Pain around the bottom or in the anal opening can be a cause of distress and discomfort to many. It is not uncommon to feel frustrated, helpless, or embarrassed by these problems. The good news is that most of these issues are NOT very dangerous. In this series of blogs, We will break down and explain some of the causes of anal pain, why they happen, and what the solutions are to these issues. Dr. Rengan is one of the senior-most surgeons in the country who has been dealing with piles/ fissure/ fistula and other causes of anal pain
First, let us look at some of the common causes:
An anal fissure can simply be described as an anal tear. Sometimes, while passing a hard or large stool, it can tear the delicate tissue in or at the base of the anal passage. Since the tissue there is very sensitive, filled with a lot of sensory nerve connections, it can be the cause of immense pain.
Many people describe the pain as a burning or tearing pain that begins while passing stool, lasts for quite a while, and even after dulling, stays a throbbing or dull pain for hours. Some people might find that they are unable to sit comfortably after because of the dull pain. Apart from the pain, there might even be some bleeding, and patients might notice blood in the toilet bowl or on wiping.
While anal fissures are extremely painful, they do resolve by themselves in a couple of weeks. In order to heal, stools must be kept soft so that further injury or retearing does not occur. This can be accomplished by drinking plenty of water, eating a lot of fiber, and not holding stool in (go to the toilet when you feel the urge!). Avoid dehydrates like alcohol and coffee in excess.
If you find that your anal fissure has not improved or resolved despite taking these measures for more than 2 weeks, please do visit a doctor. You might need some medication to promote healing, or may need an examination to rule out other causes.
Piles, also called hemorrhoids, is a condition in which the veins in the back passage get swollen and cause discomfort, pain, itching, or bleeding while passing stool. There are two types: internal and external hemorrhoids.
Internal hemorrhoids are usually painless, but that can make the bleeding seem more alarming. External hemorrhoids can be painful by causing stress and erosion on the surrounding skin. Sometimes a blood clot forms in external hemorrhoid. If the clots are large, they can cause pain while walking, sitting, or having a bowel movement.
The mass may appear suddenly and get worse in pain during the first 48 hours. The pain generally lessens over the next few days.
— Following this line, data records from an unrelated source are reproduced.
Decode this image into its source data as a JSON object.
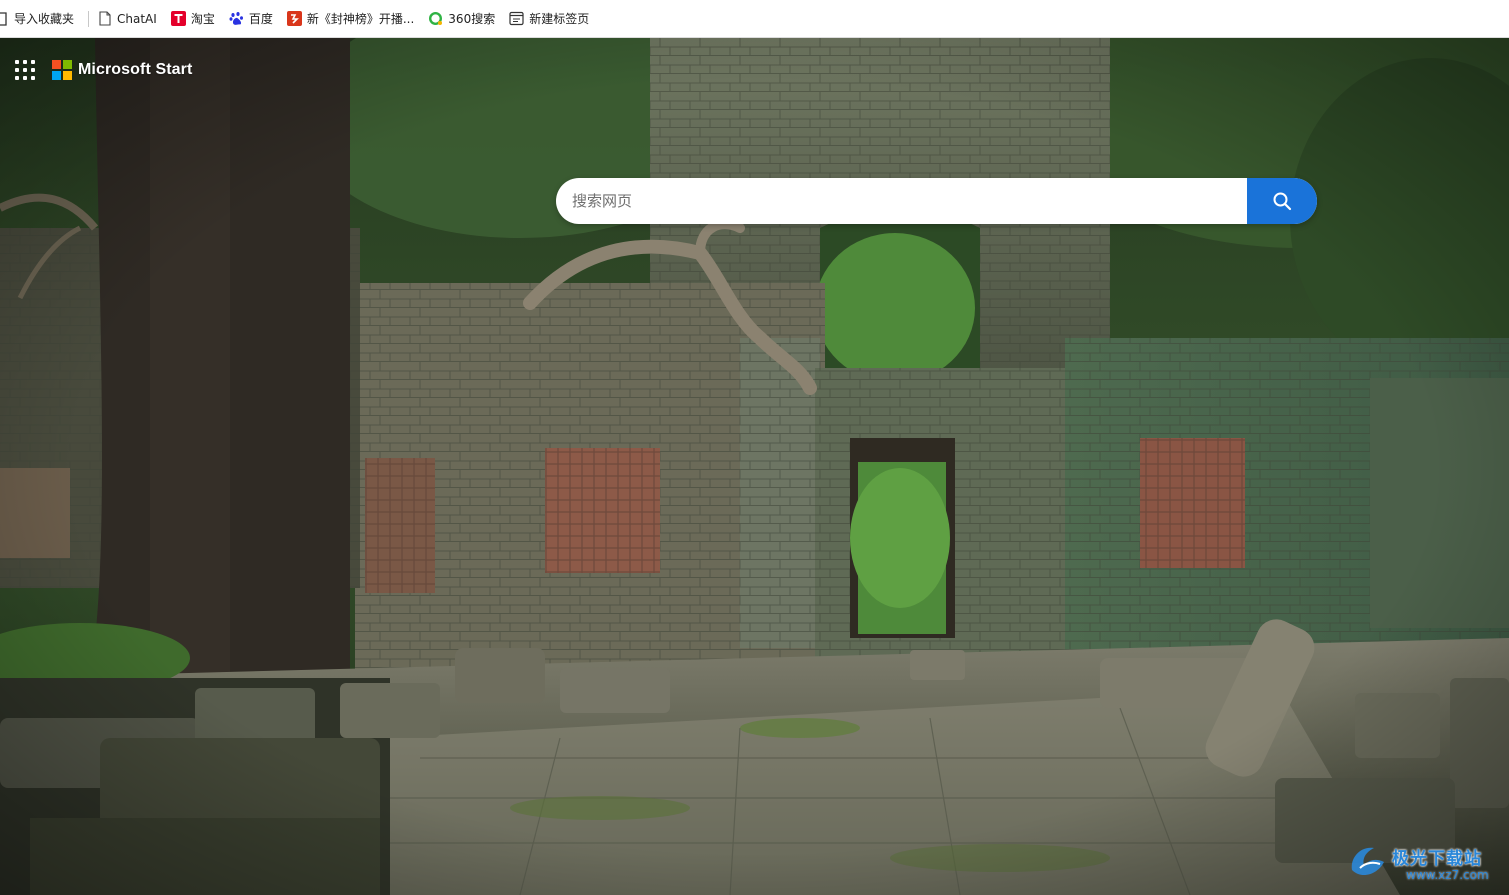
{
  "bookmarks_bar": {
    "items": [
      {
        "label": "导入收藏夹",
        "icon": "import-icon"
      },
      {
        "label": "ChatAI",
        "icon": "page-icon"
      },
      {
        "label": "淘宝",
        "icon": "taobao-icon"
      },
      {
        "label": "百度",
        "icon": "baidu-icon"
      },
      {
        "label": "新《封神榜》开播...",
        "icon": "video-icon"
      },
      {
        "label": "360搜索",
        "icon": "360-search-icon"
      },
      {
        "label": "新建标签页",
        "icon": "new-tab-icon"
      }
    ]
  },
  "header": {
    "app_launcher_icon": "app-launcher-icon",
    "brand": "Microsoft Start",
    "brand_colors": [
      "#f25022",
      "#7fba00",
      "#00a4ef",
      "#ffb900"
    ]
  },
  "search": {
    "placeholder": "搜索网页",
    "value": "",
    "button_icon": "search-icon",
    "accent": "#1a73d9"
  },
  "watermark": {
    "text": "极光下载站",
    "url": "www.xz7.com"
  }
}
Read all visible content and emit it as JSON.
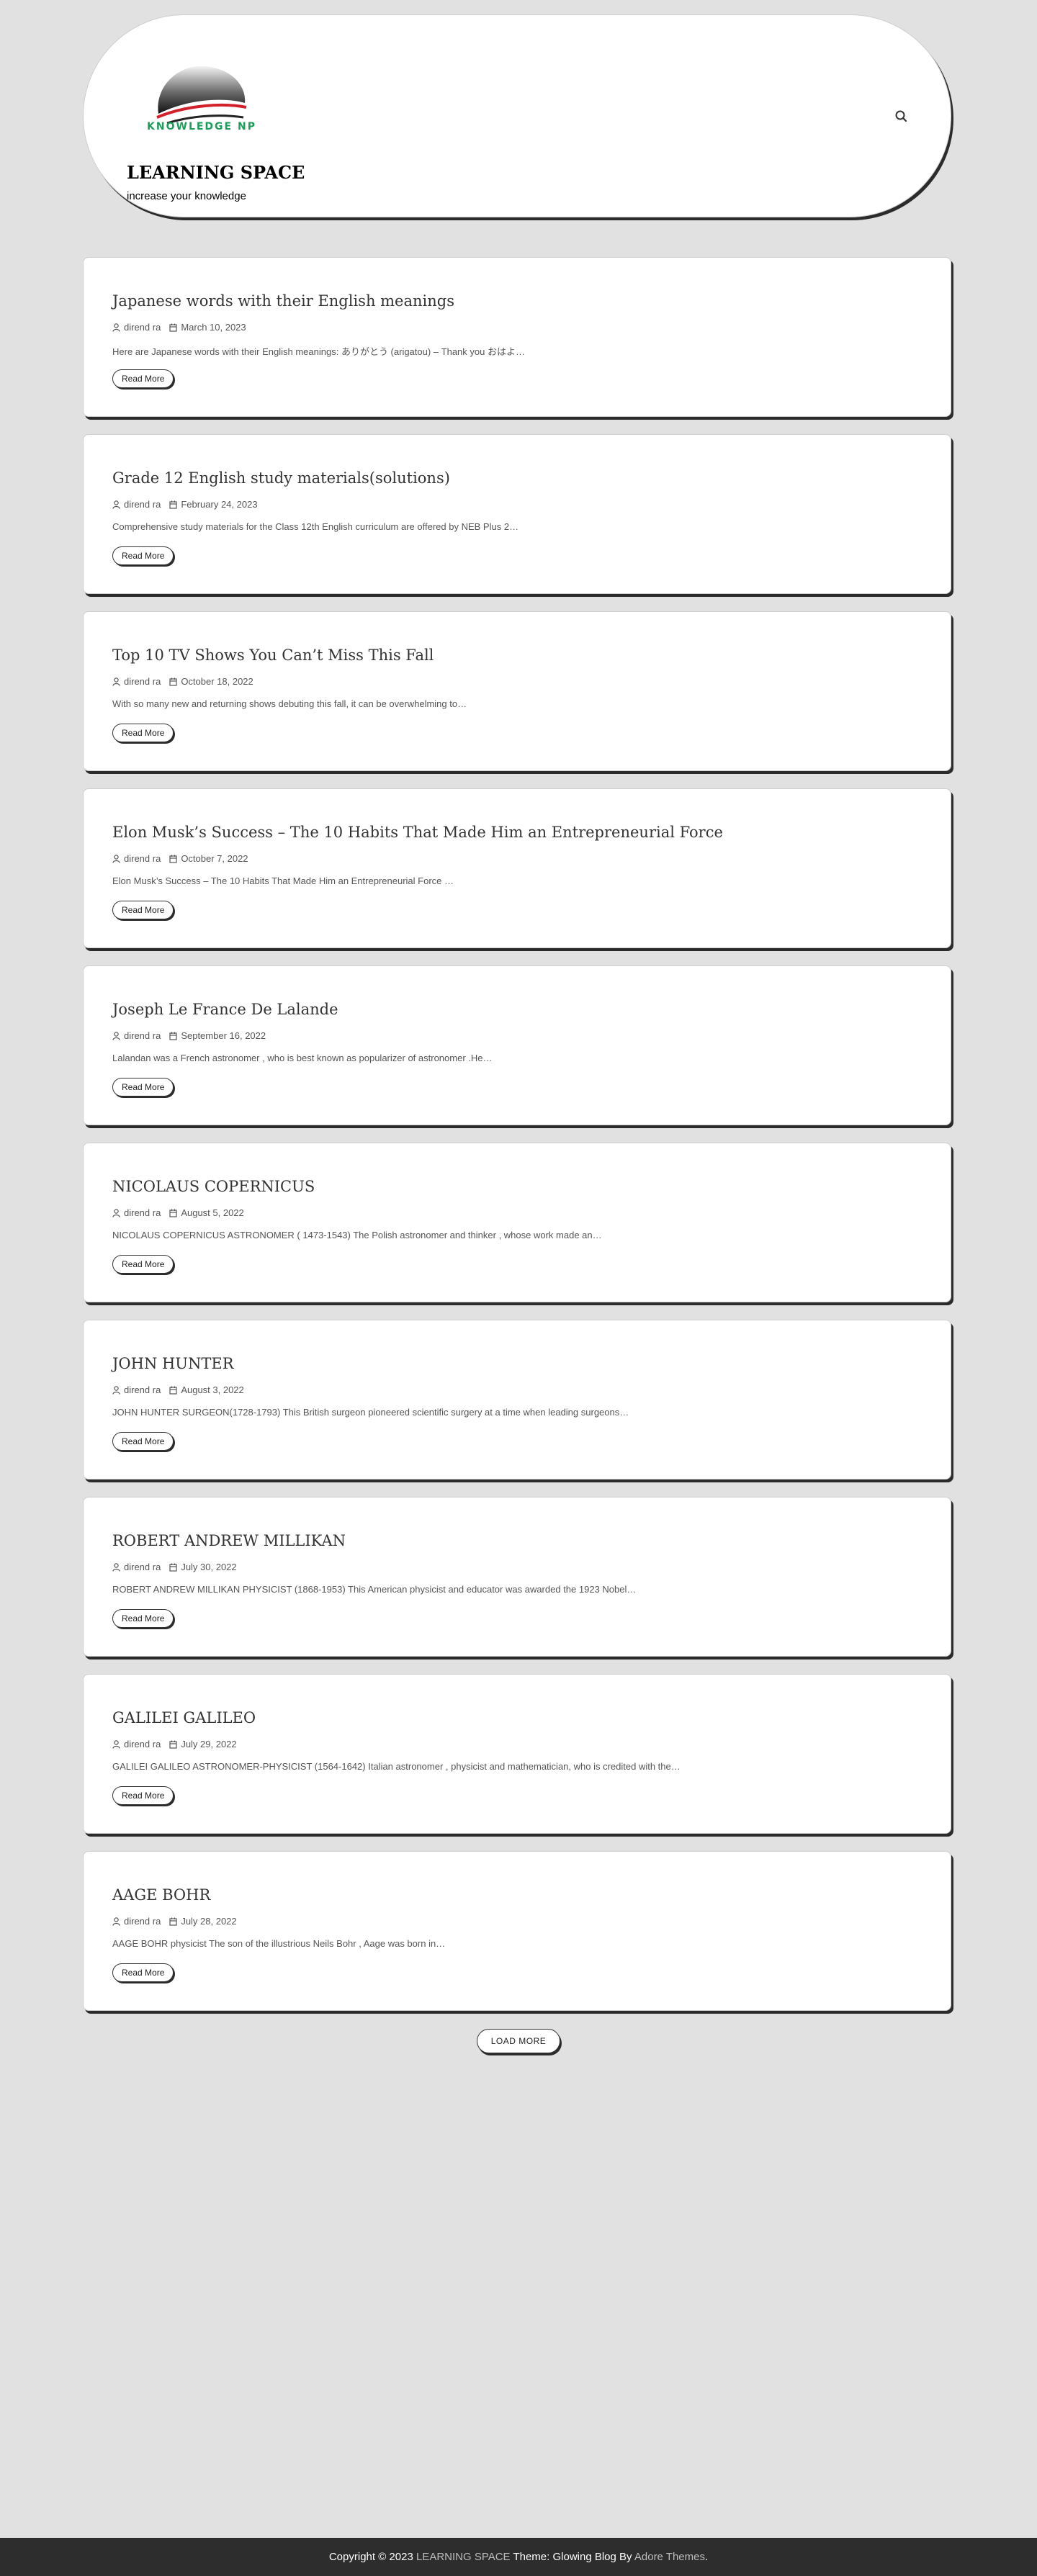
{
  "site": {
    "logo_text": "KNOWLEDGE NP",
    "title": "LEARNING SPACE",
    "description": "increase your knowledge",
    "search_icon": "search-icon"
  },
  "posts": [
    {
      "title": " Japanese words with their English meanings",
      "author": "dirend ra",
      "date": "March 10, 2023",
      "excerpt": "Here are  Japanese words with their English meanings:   ありがとう (arigatou) – Thank you おはよ…",
      "read_more": "Read More"
    },
    {
      "title": "Grade 12 English study materials(solutions)",
      "author": "dirend ra",
      "date": "February 24, 2023",
      "excerpt": "Comprehensive study materials for the Class 12th English curriculum are offered by NEB Plus 2…",
      "read_more": "Read More"
    },
    {
      "title": "Top 10 TV Shows You Can’t Miss This Fall",
      "author": "dirend ra",
      "date": "October 18, 2022",
      "excerpt": "With so many new and returning shows debuting this fall, it can be overwhelming to…",
      "read_more": "Read More"
    },
    {
      "title": "Elon Musk’s Success – The 10 Habits That Made Him an Entrepreneurial Force",
      "author": "dirend ra",
      "date": "October 7, 2022",
      "excerpt": " Elon Musk’s Success – The 10 Habits That Made Him an Entrepreneurial Force …",
      "read_more": "Read More"
    },
    {
      "title": "Joseph Le France De Lalande",
      "author": "dirend ra",
      "date": "September 16, 2022",
      "excerpt": "Lalandan was a French astronomer , who is best known as popularizer of astronomer .He…",
      "read_more": "Read More"
    },
    {
      "title": "NICOLAUS COPERNICUS",
      "author": "dirend ra",
      "date": "August 5, 2022",
      "excerpt": "NICOLAUS COPERNICUS ASTRONOMER ( 1473-1543) The Polish astronomer and thinker , whose work made an…",
      "read_more": "Read More"
    },
    {
      "title": "JOHN HUNTER",
      "author": "dirend ra",
      "date": "August 3, 2022",
      "excerpt": "JOHN HUNTER SURGEON(1728-1793) This British surgeon pioneered scientific surgery at a time when leading surgeons…",
      "read_more": "Read More"
    },
    {
      "title": "ROBERT ANDREW MILLIKAN",
      "author": "dirend ra",
      "date": "July 30, 2022",
      "excerpt": "ROBERT ANDREW MILLIKAN PHYSICIST (1868-1953) This American physicist and educator was awarded the 1923 Nobel…",
      "read_more": "Read More"
    },
    {
      "title": "GALILEI GALILEO",
      "author": "dirend ra",
      "date": "July 29, 2022",
      "excerpt": "GALILEI GALILEO ASTRONOMER-PHYSICIST (1564-1642) Italian astronomer , physicist and mathematician, who is credited with the…",
      "read_more": "Read More"
    },
    {
      "title": "AAGE BOHR",
      "author": "dirend ra",
      "date": "July 28, 2022",
      "excerpt": "AAGE BOHR physicist The son of the illustrious Neils Bohr , Aage was born in…",
      "read_more": "Read More"
    }
  ],
  "load_more": "LOAD MORE",
  "footer": {
    "copyright": "Copyright © 2023 ",
    "site_link": "LEARNING SPACE",
    "theme_text": " Theme: Glowing Blog By ",
    "theme_link": "Adore Themes",
    "end": "."
  }
}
Home remedies include warm tub baths (sitz baths), pain medications, and stool softeners. Most experts recommend that the blood clots be removed surgically. This short surgery can be done in the surgeon’s office or at the hospital under local anesthesia.
Small glands just inside the anus are part of normal anatomy. If the glands in the anus become clogged, this may result in an infection. When the infection is serious, this often leads to an abscess. Sometimes, the infection can create a tract through the canal wall and out through the skin. This is called a fistula. Most often, fistulas are associated with abscesses but they can sometimes occur by themselves.
Abscesses can be treated with antibiotics or simple drainage if detected early. However, fistulas need surgery.
A rare but dangerous cause of anal pain or bleeding is colorectal cancer. Since symptoms can be similar to those caused by hemorrhoids, it is imperative that a doctor checks the issue and performs a colonoscopy in these cases.
There is an unspecified cause of Anal pain called Proctalgia Fugax — which is severe unexplained anal pain. It can be very severe at times.
Do consult us at the Home of Healing Surgical Center if you experience anal pain. It is imperative that certain conditions be caught early for optimal treatment. Our center has a long and illustrious history of treating anorectal disorders and is, therefore, best suited to your needs.